19/11 - FANTASTIC!! The best ebook I've read (admittedly, I've only read about 20 due to my normal aversion to them, but still). I loved Noah, he was honest and intelligent and savvy to the ways of adults. His attitude and bravery beyond that of most adults helped me to forget that he had cerebral palsy - that he couldn't communicate with most people, couldn't physically save Little Max. The way Noah was observant of sights, smells and sounds around him made me think about what most of us observe, or don't as the case may be, on a daily basis. The little things that might be important, but because we're too busy doing stuff we don't notice them, .but I'm sure Noah would. I did continue to notice little editing/grammar errors but none as bad as the two examples I gave above, so I've only deducted 1/2 a star for that. Besides those niggly little errors this book was pretty much perfect. I found the Liv's voice completely distinct from Noah's, it didn't feel like the same person speaking just with a different name heading their chapter, I felt like I was hearing the thoughts of two completely different characters and it was great. I don't believe you have to have read the previous three books, I mean it would have been nice if I had, but it's definitely not necessary to enjoy this book. I would favourably compare this to my favourite crime writer Patricia Cornwell and I would be interested in owning the paperback set. I can't wait to read more of Brannan (I just hope they live up to the expectations set by this book), but they're not at the top of the list as I have other not-long-from-expiring NetGalley books to read first.

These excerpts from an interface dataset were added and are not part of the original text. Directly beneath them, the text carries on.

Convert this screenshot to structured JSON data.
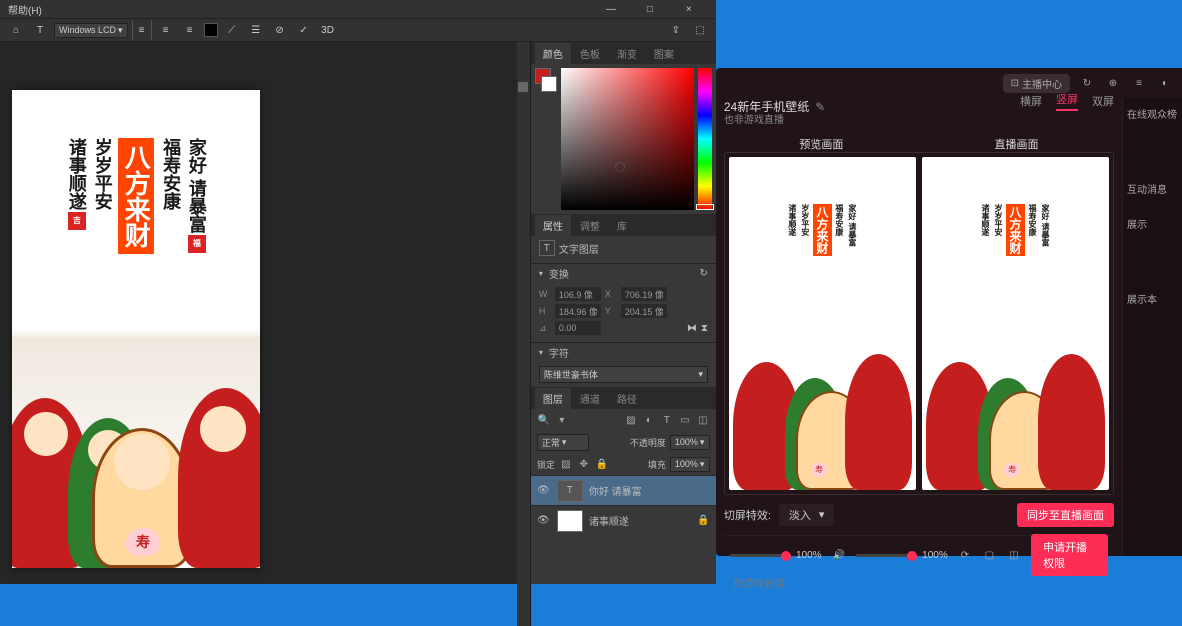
{
  "ps": {
    "menu": {
      "help": "帮助(H)"
    },
    "window": {
      "min": "—",
      "max": "□",
      "close": "×"
    },
    "toolbar": {
      "text_tool": "T",
      "dropdown": "Windows LCD",
      "3d": "3D"
    },
    "color_panel": {
      "tabs": [
        "颜色",
        "色板",
        "渐变",
        "图案"
      ],
      "selected_hex": "#8b2222"
    },
    "properties": {
      "tabs": [
        "属性",
        "调整",
        "库"
      ],
      "type_label": "文字图层",
      "transform": {
        "header": "变换",
        "w": "106.9 像",
        "w_val": "706.19 像",
        "h": "184.96 像",
        "y_val": "204.15 像",
        "angle": "0.00"
      },
      "character": {
        "header": "字符",
        "font": "陈维世豪书体"
      }
    },
    "layers": {
      "tabs": [
        "图层",
        "通道",
        "路径"
      ],
      "search_placeholder": "",
      "blend_mode": "正常",
      "opacity_label": "不透明度",
      "opacity": "100%",
      "fill_label": "填充",
      "fill": "100%",
      "lock_label": "锁定",
      "items": [
        {
          "name": "你好 请暴富",
          "thumb": "T",
          "visible": true
        },
        {
          "name": "诸事顺遂",
          "thumb": "img",
          "visible": true
        }
      ]
    }
  },
  "artwork": {
    "cols": [
      "诸事顺遂",
      "岁岁平安",
      "八方来财",
      "福寿安康",
      "家好 请暴富"
    ]
  },
  "stream": {
    "title": "24新年手机壁纸",
    "subtitle": "也非游戏直播",
    "host_center": "主播中心",
    "display_tabs": [
      "横屏",
      "竖屏",
      "双屏"
    ],
    "preview_labels": [
      "预览画面",
      "直播画面"
    ],
    "effect_label": "切屏特效:",
    "effect_value": "淡入",
    "sync_btn": "同步至直播画面",
    "zoom1": "100%",
    "zoom2": "100%",
    "start_btn": "申请开播权限",
    "side": {
      "audience": "在线观众榜",
      "interact": "互动消息",
      "show1": "展示",
      "show2": "展示本"
    },
    "footer": "的游戏说明"
  }
}
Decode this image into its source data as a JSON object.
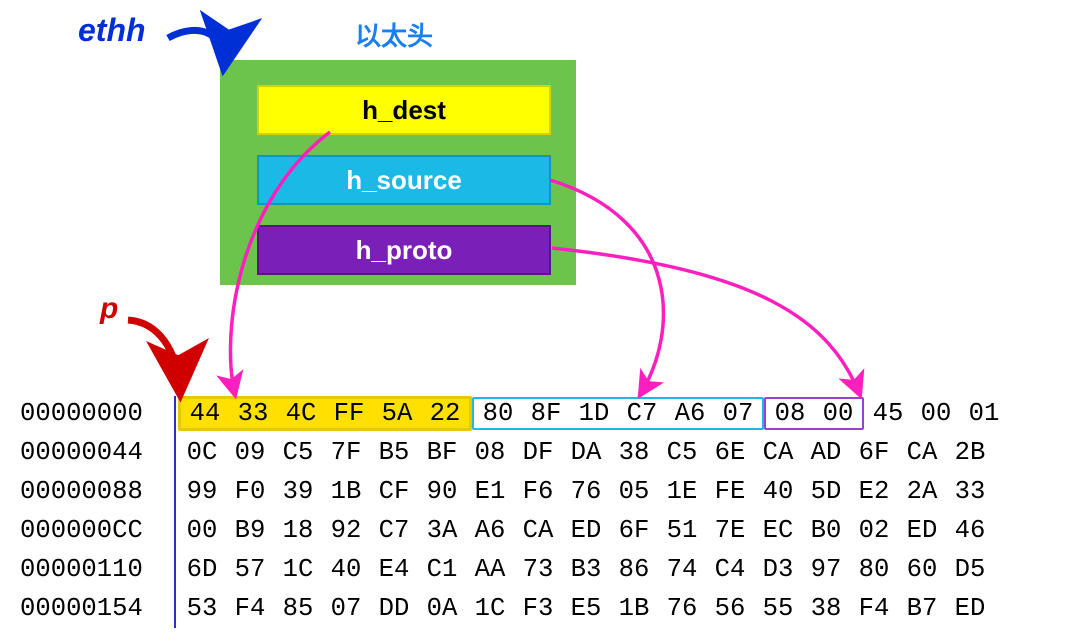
{
  "labels": {
    "ethh": "ethh",
    "title": "以太头",
    "p": "p"
  },
  "fields": {
    "dest": "h_dest",
    "source": "h_source",
    "proto": "h_proto"
  },
  "hex": {
    "offsets": [
      "00000000",
      "00000044",
      "00000088",
      "000000CC",
      "00000110",
      "00000154"
    ],
    "rows": [
      [
        "44",
        "33",
        "4C",
        "FF",
        "5A",
        "22",
        "80",
        "8F",
        "1D",
        "C7",
        "A6",
        "07",
        "08",
        "00",
        "45",
        "00",
        "01"
      ],
      [
        "0C",
        "09",
        "C5",
        "7F",
        "B5",
        "BF",
        "08",
        "DF",
        "DA",
        "38",
        "C5",
        "6E",
        "CA",
        "AD",
        "6F",
        "CA",
        "2B"
      ],
      [
        "99",
        "F0",
        "39",
        "1B",
        "CF",
        "90",
        "E1",
        "F6",
        "76",
        "05",
        "1E",
        "FE",
        "40",
        "5D",
        "E2",
        "2A",
        "33"
      ],
      [
        "00",
        "B9",
        "18",
        "92",
        "C7",
        "3A",
        "A6",
        "CA",
        "ED",
        "6F",
        "51",
        "7E",
        "EC",
        "B0",
        "02",
        "ED",
        "46"
      ],
      [
        "6D",
        "57",
        "1C",
        "40",
        "E4",
        "C1",
        "AA",
        "73",
        "B3",
        "86",
        "74",
        "C4",
        "D3",
        "97",
        "80",
        "60",
        "D5"
      ],
      [
        "53",
        "F4",
        "85",
        "07",
        "DD",
        "0A",
        "1C",
        "F3",
        "E5",
        "1B",
        "76",
        "56",
        "55",
        "38",
        "F4",
        "B7",
        "ED"
      ]
    ],
    "dest_cols": [
      0,
      1,
      2,
      3,
      4,
      5
    ],
    "source_cols": [
      6,
      7,
      8,
      9,
      10,
      11
    ],
    "proto_cols": [
      12,
      13
    ]
  }
}
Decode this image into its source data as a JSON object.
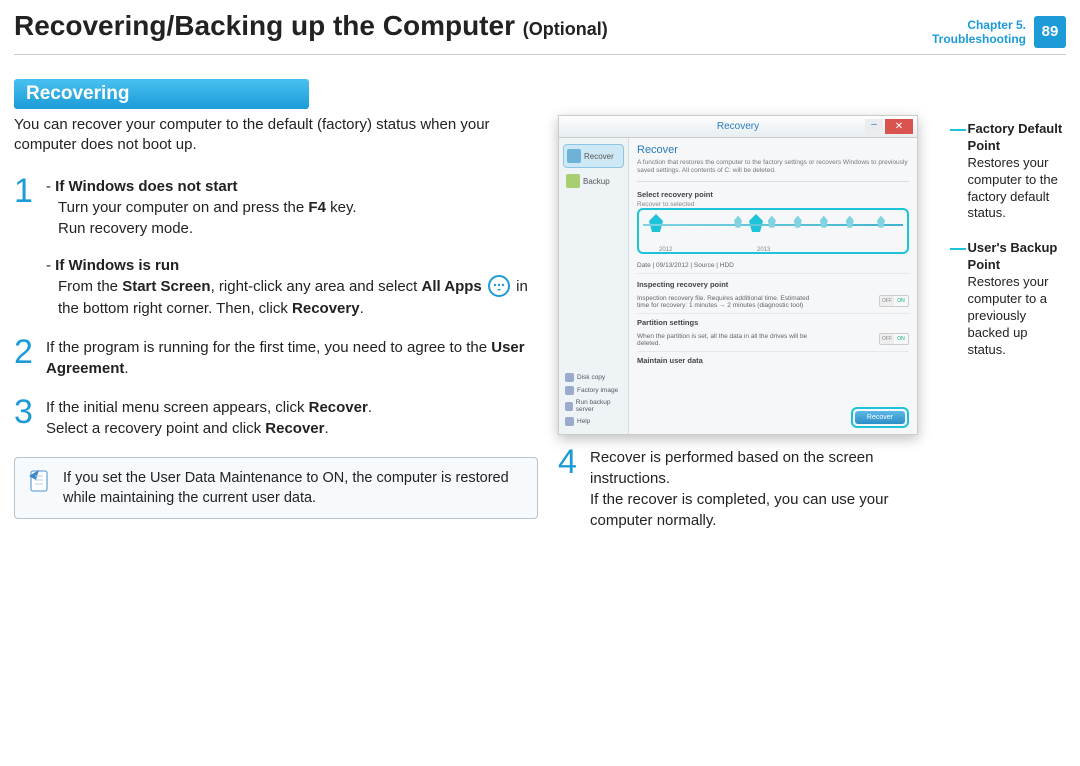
{
  "header": {
    "title_main": "Recovering/Backing up the Computer",
    "title_suffix": "(Optional)",
    "chapter_line1": "Chapter 5.",
    "chapter_line2": "Troubleshooting",
    "page_number": "89"
  },
  "section_heading": "Recovering",
  "intro": "You can recover your computer to the default (factory) status when your computer does not boot up.",
  "step1": {
    "num": "1",
    "sub_a_title": "If Windows does not start",
    "sub_a_line1_before": "Turn your computer on and press the ",
    "sub_a_line1_bold": "F4",
    "sub_a_line1_after": " key.",
    "sub_a_line2": "Run recovery mode.",
    "sub_b_title": "If Windows is run",
    "sub_b_line_1a": "From the ",
    "sub_b_line_1b": "Start Screen",
    "sub_b_line_1c": ", right-click any area and select ",
    "sub_b_line_1d": "All Apps",
    "sub_b_line_2a": " in the bottom right corner. Then, click ",
    "sub_b_line_2b": "Recovery",
    "sub_b_line_2c": "."
  },
  "step2": {
    "num": "2",
    "text_a": "If the program is running for the first time, you need to agree to the ",
    "text_b": "User Agreement",
    "text_c": "."
  },
  "step3": {
    "num": "3",
    "line1_a": "If the initial menu screen appears, click ",
    "line1_b": "Recover",
    "line1_c": ".",
    "line2_a": "Select a recovery point and click ",
    "line2_b": "Recover",
    "line2_c": "."
  },
  "note": "If you set the User Data Maintenance to ON, the computer is restored while maintaining the current user data.",
  "step4": {
    "num": "4",
    "line1": "Recover is performed based on the screen instructions.",
    "line2": "If the recover is completed, you can use your computer normally."
  },
  "screenshot": {
    "window_title": "Recovery",
    "close_label": "✕",
    "min_label": "–",
    "side_recover": "Recover",
    "side_backup": "Backup",
    "main_heading": "Recover",
    "main_desc": "A function that restores the computer to the factory settings or recovers Windows to previously saved settings. All contents of C: will be deleted.",
    "select_point": "Select recovery point",
    "recover_to": "Recover to selected",
    "year_a": "2012",
    "year_b": "2013",
    "date_row": "Date  |  09/13/2012  |  Source  |  HDD",
    "inspect_title": "Inspecting recovery point",
    "inspect_line": "Inspection recovery file. Requires additional time. Estimated time for recovery: 1 minutes → 2 minutes (diagnostic tool)",
    "partition_title": "Partition settings",
    "partition_line": "When the partition is set, all the data in all the drives will be deleted.",
    "maintain_title": "Maintain user data",
    "toggle_off": "OFF",
    "toggle_on": "ON",
    "side_disk": "Disk copy",
    "side_factory": "Factory image",
    "side_run": "Run backup server",
    "side_help": "Help",
    "recover_button": "Recover"
  },
  "callouts": {
    "factory_title": "Factory Default Point",
    "factory_desc": "Restores your computer to the factory default status.",
    "backup_title": "User's Backup Point",
    "backup_desc": "Restores your computer to a previously backed up status."
  }
}
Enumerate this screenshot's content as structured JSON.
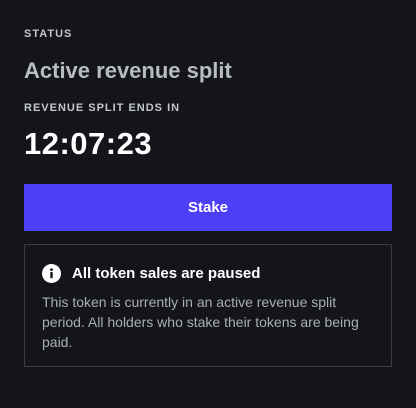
{
  "status": {
    "label": "STATUS",
    "value": "Active revenue split"
  },
  "split": {
    "label": "REVENUE SPLIT ENDS IN",
    "countdown": "12:07:23"
  },
  "actions": {
    "stake_label": "Stake"
  },
  "notice": {
    "icon": "info-icon",
    "title": "All token sales are paused",
    "body": "This token is currently in an active revenue split period. All holders who stake their tokens are being paid."
  },
  "colors": {
    "background": "#14151a",
    "accent": "#4d3ef7",
    "border": "#3a3c43"
  }
}
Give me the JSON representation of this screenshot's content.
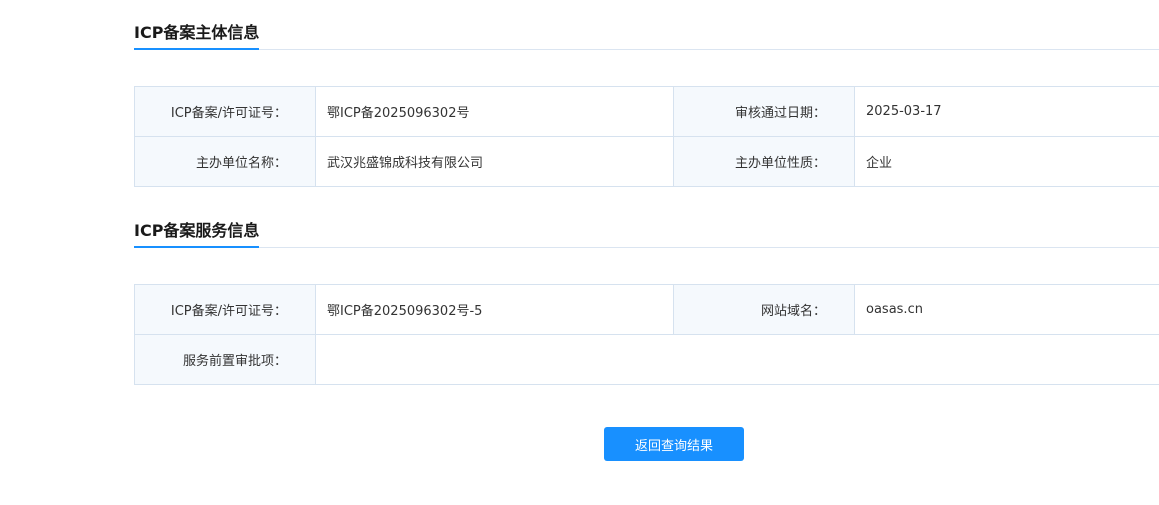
{
  "subject_section": {
    "title": "ICP备案主体信息",
    "rows": [
      [
        {
          "label": "ICP备案/许可证号：",
          "value": "鄂ICP备2025096302号"
        },
        {
          "label": "审核通过日期：",
          "value": "2025-03-17"
        }
      ],
      [
        {
          "label": "主办单位名称：",
          "value": "武汉兆盛锦成科技有限公司"
        },
        {
          "label": "主办单位性质：",
          "value": "企业"
        }
      ]
    ]
  },
  "service_section": {
    "title": "ICP备案服务信息",
    "rows": [
      [
        {
          "label": "ICP备案/许可证号：",
          "value": "鄂ICP备2025096302号-5"
        },
        {
          "label": "网站域名：",
          "value": "oasas.cn"
        }
      ],
      [
        {
          "label": "服务前置审批项：",
          "value": ""
        }
      ]
    ]
  },
  "back_button": {
    "label": "返回查询结果"
  },
  "colors": {
    "accent": "#1890ff",
    "label_bg": "#f5f9fd",
    "border": "#d6e2ef"
  }
}
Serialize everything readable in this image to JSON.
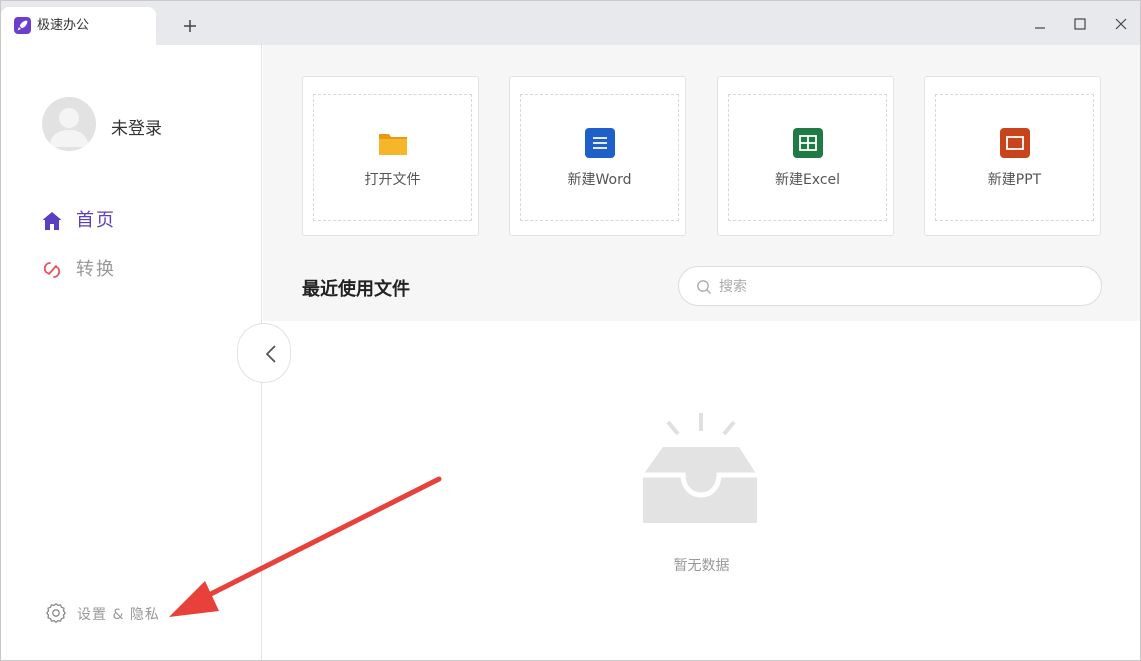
{
  "app": {
    "tab_title": "极速办公",
    "new_tab_icon": "plus-icon",
    "window_controls": [
      "minimize-icon",
      "maximize-icon",
      "close-icon"
    ]
  },
  "sidebar": {
    "user_name": "未登录",
    "nav": [
      {
        "label": "首页",
        "icon": "home-icon",
        "active": true,
        "color": "#5a3fc0"
      },
      {
        "label": "转换",
        "icon": "convert-icon",
        "active": false,
        "color": "#999999"
      }
    ],
    "settings_label": "设置 & 隐私"
  },
  "main": {
    "cards": [
      {
        "label": "打开文件",
        "icon": "folder-icon",
        "color": "#f5a623"
      },
      {
        "label": "新建Word",
        "icon": "word-icon",
        "color": "#1e5fc9"
      },
      {
        "label": "新建Excel",
        "icon": "excel-icon",
        "color": "#1f7a45"
      },
      {
        "label": "新建PPT",
        "icon": "ppt-icon",
        "color": "#c8441c"
      }
    ],
    "recent_title": "最近使用文件",
    "search_placeholder": "搜索",
    "empty_text": "暂无数据"
  },
  "colors": {
    "accent": "#5a3fc0",
    "annotation_arrow": "#e8403a"
  }
}
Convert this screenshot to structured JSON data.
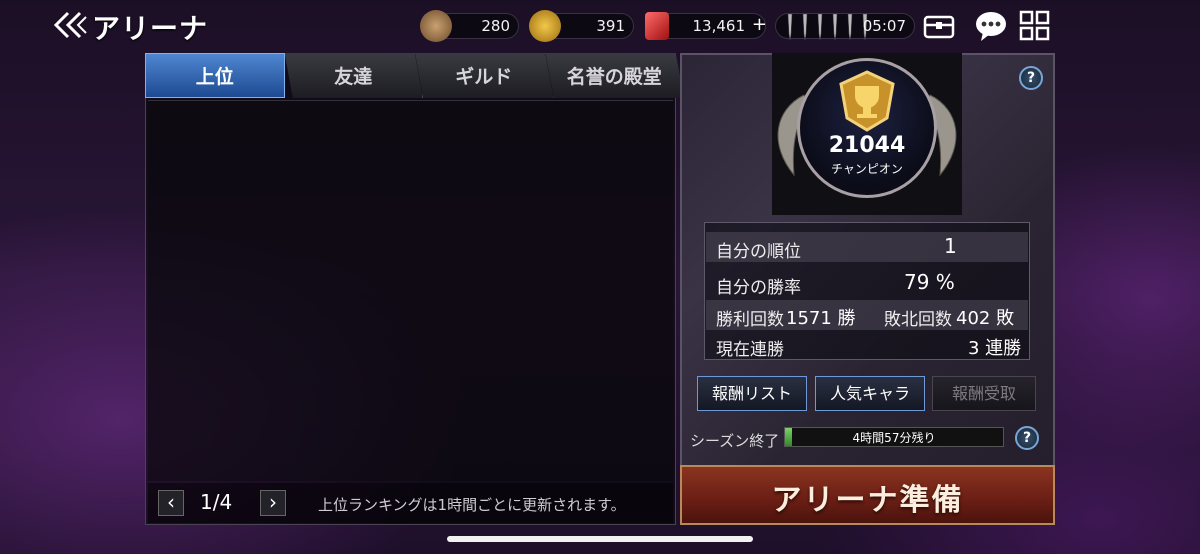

This is a slight change of pace from the other Liv Bergen books in that it deals with missing children instead of a murder. However, I do not believe that followers of the series will have a problem in this because the overall style of writing remains the same with Brannan's ability to look at the emotions and reasons behind the mystery, the in depth character development, complex weaving of themes, and use of different character's viewpoints.
Brannan shows her amazing writing ability in this book to authentically show the viewpoint of Noah. In addition, her ability to spin a plot/mystery and surprise the reader are just like her other books in this series. I really found myself surprised at the ending.
Additionally, like the other books that end on a bit of a relationship cliffhanger between Liv and Streeter, this book ends with a perfect and beautiful moment with Liv and Streeter.
I am already re-reading the other books and looking foward to the next one whatever it is.
Noah's Rainy Day travels down a dark road of child abduction and into the sick mind of the criminal, but more than that, it allows us a glimpse into the mind of a child with a disability and we become better human beings because if it.
This latest Liv Bergen Mystery is an emotional roller coaster, but ultimately it's a reminder that strength comes in many different varieties. My words cannot do this book justice.
YOU MUST READ IT!